A mosquito feeding on a human host. (PHOTO: PUBLIC DOMAIN)

For the second time this year, health departments in Florida and the Centers for Disease Control (CDC) are reporting cases of dengue fever. Dengue, which is spread by mosquitoes, was, until recently, all but eradicated in the United States. Back in March a slew of new cases in Florida worried local health officials, but subsided. Then, earlier this month, more new cases showed up, and the number is growing. The latest outbreak has caused county officials in southern Florida to suspend blood donations. That could create a knock-on effect for the area's entire health system.

Why is this happening? Last year a team from Texas Tech University tried to figure out why "breakbone fever" had started to flare up again.

The assumption the researchers started with, and most people start with, is that tropical diseases like dengue will extend further north as the planet warms, widening the band we traditionally think of as "tropical." That's pretty intuitive: More habitat for disease-carrying mosquitoes means more habitat for the disease.

When the team looked closer, however, they found little evidence of that. They found lots of mosquitoes ranging throughout much of North America. But the disease usually wasn't present. The assumption that spreading mosquitoes would necessarily spread the disease was false.

Next, they fed what they knew about existing mosquito populations into several different models of climate conditions over the next century. The models differed in the degree they assumed greater and lesser changes in greenhouse gas emissions. The Texas Tech team focused on mosquito populations in Atlanta, Chicago, and Lubbock, Texas. Those cities mark the very edge of the habitat of one of the two mosquito strains that carry dengue, a bug called Aedes Albopictus.
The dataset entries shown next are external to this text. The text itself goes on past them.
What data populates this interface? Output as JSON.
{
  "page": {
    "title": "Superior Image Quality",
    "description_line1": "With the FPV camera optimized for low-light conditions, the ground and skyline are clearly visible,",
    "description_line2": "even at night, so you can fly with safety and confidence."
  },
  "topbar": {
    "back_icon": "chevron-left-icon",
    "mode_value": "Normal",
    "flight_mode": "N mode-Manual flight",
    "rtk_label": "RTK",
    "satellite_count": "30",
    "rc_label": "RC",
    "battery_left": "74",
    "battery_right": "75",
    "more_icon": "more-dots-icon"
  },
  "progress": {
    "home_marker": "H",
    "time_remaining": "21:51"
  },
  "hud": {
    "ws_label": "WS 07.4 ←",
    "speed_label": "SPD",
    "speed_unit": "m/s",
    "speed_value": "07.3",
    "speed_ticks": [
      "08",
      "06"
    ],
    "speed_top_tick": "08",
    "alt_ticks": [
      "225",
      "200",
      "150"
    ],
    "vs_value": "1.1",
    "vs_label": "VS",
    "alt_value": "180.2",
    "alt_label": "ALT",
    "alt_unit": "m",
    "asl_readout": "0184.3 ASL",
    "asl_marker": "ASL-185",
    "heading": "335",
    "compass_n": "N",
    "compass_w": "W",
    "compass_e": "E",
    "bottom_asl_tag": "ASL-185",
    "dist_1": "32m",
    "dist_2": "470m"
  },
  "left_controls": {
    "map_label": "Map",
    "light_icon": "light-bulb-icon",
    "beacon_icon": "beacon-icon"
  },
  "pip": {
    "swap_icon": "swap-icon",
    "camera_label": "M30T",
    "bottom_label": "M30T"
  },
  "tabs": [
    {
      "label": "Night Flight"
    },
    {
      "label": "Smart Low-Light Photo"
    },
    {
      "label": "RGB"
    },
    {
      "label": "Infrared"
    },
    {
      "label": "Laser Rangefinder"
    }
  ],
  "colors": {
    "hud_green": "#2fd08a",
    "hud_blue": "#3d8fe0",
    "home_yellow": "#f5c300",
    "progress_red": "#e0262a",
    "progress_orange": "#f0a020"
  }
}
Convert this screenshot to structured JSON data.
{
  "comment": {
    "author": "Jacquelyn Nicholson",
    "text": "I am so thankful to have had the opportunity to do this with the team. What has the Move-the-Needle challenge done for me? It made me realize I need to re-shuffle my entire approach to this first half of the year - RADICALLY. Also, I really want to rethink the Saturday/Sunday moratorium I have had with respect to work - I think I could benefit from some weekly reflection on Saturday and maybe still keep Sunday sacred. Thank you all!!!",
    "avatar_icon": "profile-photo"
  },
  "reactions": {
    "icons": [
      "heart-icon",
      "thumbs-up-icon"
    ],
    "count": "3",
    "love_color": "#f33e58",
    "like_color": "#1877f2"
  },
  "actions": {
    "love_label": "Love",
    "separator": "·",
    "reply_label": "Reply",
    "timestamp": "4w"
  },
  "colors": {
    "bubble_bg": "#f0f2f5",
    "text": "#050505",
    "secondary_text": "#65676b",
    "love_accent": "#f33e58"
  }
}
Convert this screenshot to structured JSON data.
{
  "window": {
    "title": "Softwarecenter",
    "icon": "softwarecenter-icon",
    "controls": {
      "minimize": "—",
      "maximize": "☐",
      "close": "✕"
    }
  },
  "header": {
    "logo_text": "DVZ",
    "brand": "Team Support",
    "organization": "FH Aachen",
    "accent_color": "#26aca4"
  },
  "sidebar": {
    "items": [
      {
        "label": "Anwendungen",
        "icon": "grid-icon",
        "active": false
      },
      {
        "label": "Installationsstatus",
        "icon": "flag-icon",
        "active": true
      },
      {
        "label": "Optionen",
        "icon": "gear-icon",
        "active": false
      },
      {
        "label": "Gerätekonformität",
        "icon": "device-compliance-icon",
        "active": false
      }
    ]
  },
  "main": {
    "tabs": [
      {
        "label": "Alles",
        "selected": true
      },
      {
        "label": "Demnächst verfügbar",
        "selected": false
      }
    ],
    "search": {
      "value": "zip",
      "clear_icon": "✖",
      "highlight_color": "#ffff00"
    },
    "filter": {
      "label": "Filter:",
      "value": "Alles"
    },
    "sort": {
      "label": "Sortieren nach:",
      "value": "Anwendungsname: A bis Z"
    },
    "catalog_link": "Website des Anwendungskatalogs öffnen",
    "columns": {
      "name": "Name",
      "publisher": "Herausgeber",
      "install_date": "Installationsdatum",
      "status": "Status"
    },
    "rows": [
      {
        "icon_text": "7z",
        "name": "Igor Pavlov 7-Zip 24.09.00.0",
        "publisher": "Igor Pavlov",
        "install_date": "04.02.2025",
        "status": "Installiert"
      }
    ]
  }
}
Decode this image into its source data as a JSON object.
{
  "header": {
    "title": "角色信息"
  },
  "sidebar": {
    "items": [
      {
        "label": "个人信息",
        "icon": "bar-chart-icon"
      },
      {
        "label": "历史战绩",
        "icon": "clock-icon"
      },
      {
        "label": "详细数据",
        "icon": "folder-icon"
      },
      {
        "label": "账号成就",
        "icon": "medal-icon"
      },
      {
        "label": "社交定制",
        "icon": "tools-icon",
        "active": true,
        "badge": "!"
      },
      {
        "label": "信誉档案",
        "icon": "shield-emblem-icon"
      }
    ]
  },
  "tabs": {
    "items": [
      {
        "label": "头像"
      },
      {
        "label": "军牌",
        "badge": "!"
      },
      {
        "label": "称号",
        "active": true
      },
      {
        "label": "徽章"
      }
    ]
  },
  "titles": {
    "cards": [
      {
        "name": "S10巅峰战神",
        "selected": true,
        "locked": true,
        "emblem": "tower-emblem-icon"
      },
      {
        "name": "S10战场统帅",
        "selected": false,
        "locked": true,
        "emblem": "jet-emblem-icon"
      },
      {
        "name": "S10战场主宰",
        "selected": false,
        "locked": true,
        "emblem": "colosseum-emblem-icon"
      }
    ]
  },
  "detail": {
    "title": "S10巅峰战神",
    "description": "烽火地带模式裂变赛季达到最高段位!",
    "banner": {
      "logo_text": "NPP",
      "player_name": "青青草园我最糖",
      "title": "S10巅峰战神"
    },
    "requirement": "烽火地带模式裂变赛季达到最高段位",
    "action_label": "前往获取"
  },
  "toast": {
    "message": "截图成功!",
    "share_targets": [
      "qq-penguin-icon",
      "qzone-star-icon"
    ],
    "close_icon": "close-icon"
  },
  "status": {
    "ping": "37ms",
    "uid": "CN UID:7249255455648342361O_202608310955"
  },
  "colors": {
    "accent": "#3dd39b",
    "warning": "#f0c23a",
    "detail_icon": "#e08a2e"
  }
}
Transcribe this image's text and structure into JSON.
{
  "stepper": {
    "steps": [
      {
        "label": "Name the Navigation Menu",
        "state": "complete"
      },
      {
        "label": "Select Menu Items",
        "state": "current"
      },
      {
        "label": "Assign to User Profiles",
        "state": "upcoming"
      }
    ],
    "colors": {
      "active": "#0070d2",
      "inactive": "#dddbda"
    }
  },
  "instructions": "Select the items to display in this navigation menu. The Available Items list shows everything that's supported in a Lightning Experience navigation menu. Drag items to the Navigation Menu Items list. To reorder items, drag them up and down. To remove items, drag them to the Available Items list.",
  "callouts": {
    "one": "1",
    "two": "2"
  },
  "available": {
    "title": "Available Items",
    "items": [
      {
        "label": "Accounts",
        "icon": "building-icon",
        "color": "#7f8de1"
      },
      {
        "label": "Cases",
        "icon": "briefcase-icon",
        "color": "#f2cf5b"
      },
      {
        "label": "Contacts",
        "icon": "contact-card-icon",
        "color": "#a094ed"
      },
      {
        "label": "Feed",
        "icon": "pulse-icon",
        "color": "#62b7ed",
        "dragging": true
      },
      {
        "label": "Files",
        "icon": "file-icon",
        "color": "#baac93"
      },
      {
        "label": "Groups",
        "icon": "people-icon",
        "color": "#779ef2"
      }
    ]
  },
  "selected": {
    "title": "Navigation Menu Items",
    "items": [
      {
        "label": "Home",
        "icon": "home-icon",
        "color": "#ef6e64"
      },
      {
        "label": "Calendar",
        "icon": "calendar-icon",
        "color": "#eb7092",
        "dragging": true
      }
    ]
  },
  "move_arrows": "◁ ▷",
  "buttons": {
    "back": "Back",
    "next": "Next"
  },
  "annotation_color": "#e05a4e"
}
Comparing the models revealed something new. The important climate impact wasn't a change in the bugs' territory or population—but their behavior. They found that hotter summers caused less bug activity, and also bug deaths. That led the mosquitoes to become more active, and breed and bite more frantically, in cooler seasons.

The new spikes-and-valleys pattern of mosquito activity led to matching spikes in dengue infections. Compressed mosquito activity meant more biting, in a shorter period of time. Thus, epidemics, rather than isolated cases here and there.

Is that what's happening in Florida this year? It's only one theory, based on a very limited sample. But 2013 Florida, with its spring and fall dengue outbreaks, sure looks like the Texas Tech team's graph. One hopes not. A "dengue season," like the flu and allergy seasons, is a nightmarish thought for hospital networks and blood supplies.